GHANA: Norfund and IFU invest $27.9 million in CBI’s low carbon cement
Denmark’s Investment Fund for Developing Countries (IFU) and Norfund, a Norwegian investment company, are injecting $27.9 million into the capital of cement manufacturer Continental Blue Investments Ghana (CBI). This operation is carried out alongside the Danish company FLSmidth in order to produce low carbon cement in Ghana.
How to produce sustainable cement in Ghana? This is the equation that Denmark’s Investment Fund for Developing Countries (IFU) and Norfund, a Norwegian investment company, have decided to invest in. The two investors partnered with engineering firm FLSmidth to invest $27.9 million in Continental Blue Investments Ghana (CBI).
Norfund’s share of the funds is $7.5 million, with the remainder being invested by IFU. With this financing, the cement manufacturer CBI will reduce the use of clinker in its cement manufacturing process. Clinker is obtained by calcining a mixture of alumina silicic acid, iron oxide and lime, then grinding and mixing it with other elements to produce cement.
An alternative to clinker
The production and export of clinker via large ships is extremely polluting. In fact, the production of cement, an essential component of concrete, is responsible for 7% of global carbon dioxide (CO2) emissions according to the Global Cement and Concrete Association (GCCA), based in London, UK.

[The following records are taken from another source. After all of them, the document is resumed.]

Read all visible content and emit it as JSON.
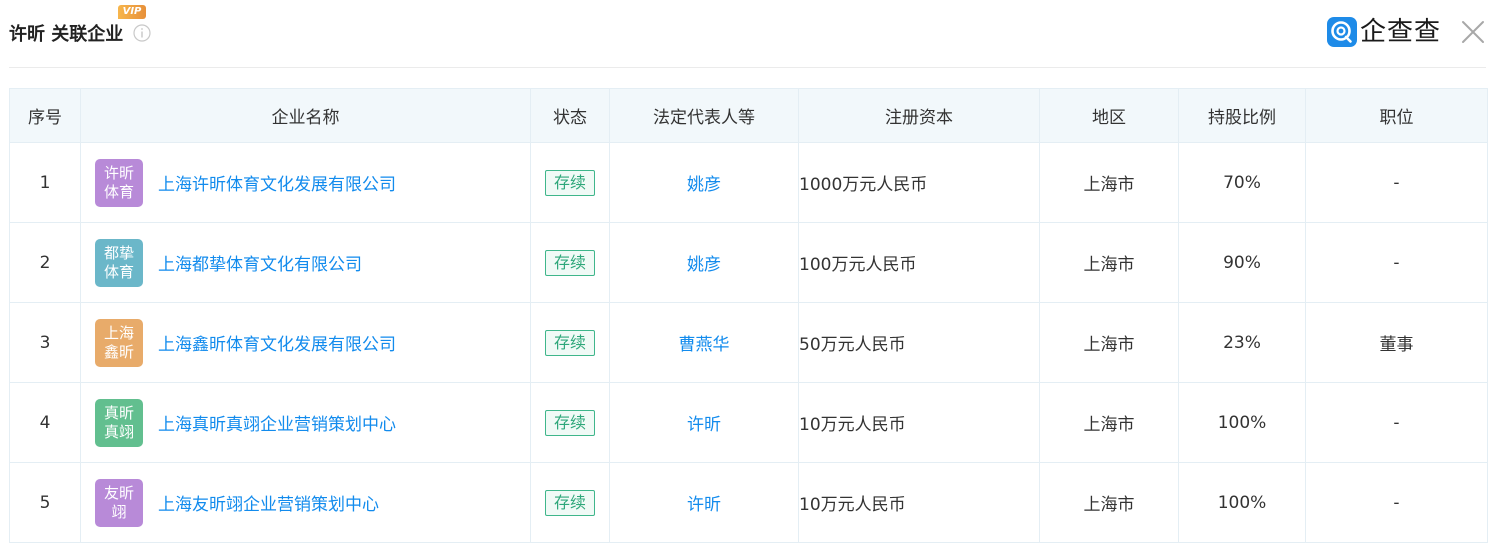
{
  "header": {
    "title": "许昕 关联企业",
    "vip_badge": "VIP",
    "logo_text": "企查查",
    "info_icon": "info-circle-icon",
    "close_icon": "close-icon"
  },
  "table": {
    "columns": [
      "序号",
      "企业名称",
      "状态",
      "法定代表人等",
      "注册资本",
      "地区",
      "持股比例",
      "职位"
    ],
    "rows": [
      {
        "index": "1",
        "avatar": [
          "许昕",
          "体育"
        ],
        "avatar_color": "#b88ad8",
        "company": "上海许昕体育文化发展有限公司",
        "status": "存续",
        "representative": "姚彦",
        "capital": "1000万元人民币",
        "region": "上海市",
        "share": "70%",
        "position": "-"
      },
      {
        "index": "2",
        "avatar": [
          "都挚",
          "体育"
        ],
        "avatar_color": "#6bb7c9",
        "company": "上海都挚体育文化有限公司",
        "status": "存续",
        "representative": "姚彦",
        "capital": "100万元人民币",
        "region": "上海市",
        "share": "90%",
        "position": "-"
      },
      {
        "index": "3",
        "avatar": [
          "上海",
          "鑫昕"
        ],
        "avatar_color": "#e8ab6a",
        "company": "上海鑫昕体育文化发展有限公司",
        "status": "存续",
        "representative": "曹燕华",
        "capital": "50万元人民币",
        "region": "上海市",
        "share": "23%",
        "position": "董事"
      },
      {
        "index": "4",
        "avatar": [
          "真昕",
          "真翊"
        ],
        "avatar_color": "#62bf8f",
        "company": "上海真昕真翊企业营销策划中心",
        "status": "存续",
        "representative": "许昕",
        "capital": "10万元人民币",
        "region": "上海市",
        "share": "100%",
        "position": "-"
      },
      {
        "index": "5",
        "avatar": [
          "友昕",
          "翊"
        ],
        "avatar_color": "#b88ad8",
        "company": "上海友昕翊企业营销策划中心",
        "status": "存续",
        "representative": "许昕",
        "capital": "10万元人民币",
        "region": "上海市",
        "share": "100%",
        "position": "-"
      }
    ]
  },
  "colors": {
    "link": "#128bed",
    "status_green": "#2ea77a",
    "header_bg": "#f2f8fb",
    "brand": "#1e8be8"
  }
}
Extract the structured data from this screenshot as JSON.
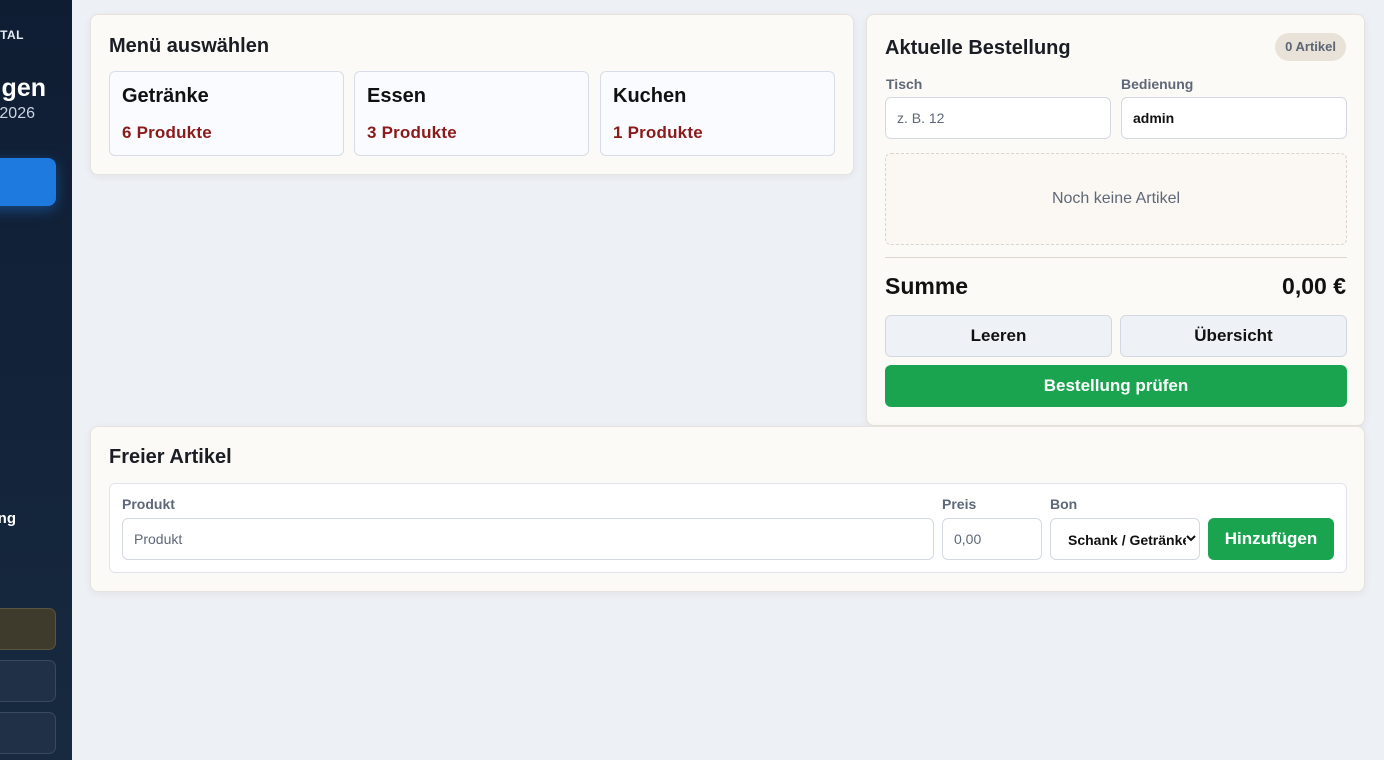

IFU and Norfund’s investments will allow CBI to find an alternative to clinker. The cement maker is focusing on calcined clay. And that’s where engineering firm FLSmidth comes in. The Copenhagen, Denmark-based company will provide the technology and equipment needed to build CBI’s clay calcination unit. The facility will have a capacity of 405,000 tons per year.
Reducing CO2 emissions from cement production
The cement producer “expects both a financial and environmental return on its investment through reduced CO2 emissions, energy and fuel savings and reduced clinker import costs,” IFU says. CBI has a plant that produces 550,000 tons of cement per year in the southern Ghanaian port city of Tema.
“By investing in advanced technologies that reduce emissions, while increasing local supply and production, we want to contribute to development, business growth and climate change mitigation,” says Naana Winful Fynn, regional director for West Africa at Norfund. According to the investment company, the clay calcination plant will reduce CIB’s CO2 emissions by up to 20% per ton of cement produced. With the new plant, the company is expected to avoid emissions of 300,000 tons of CO2 equivalent per year.
CBI will also become a pioneer cement manufacturer by replacing part of the clinker with calcined clay. The company plans to increase its presence in Ghana’s underserved markets by doubling its total cement production capacity from 555,000 to 1.4 million tons per year.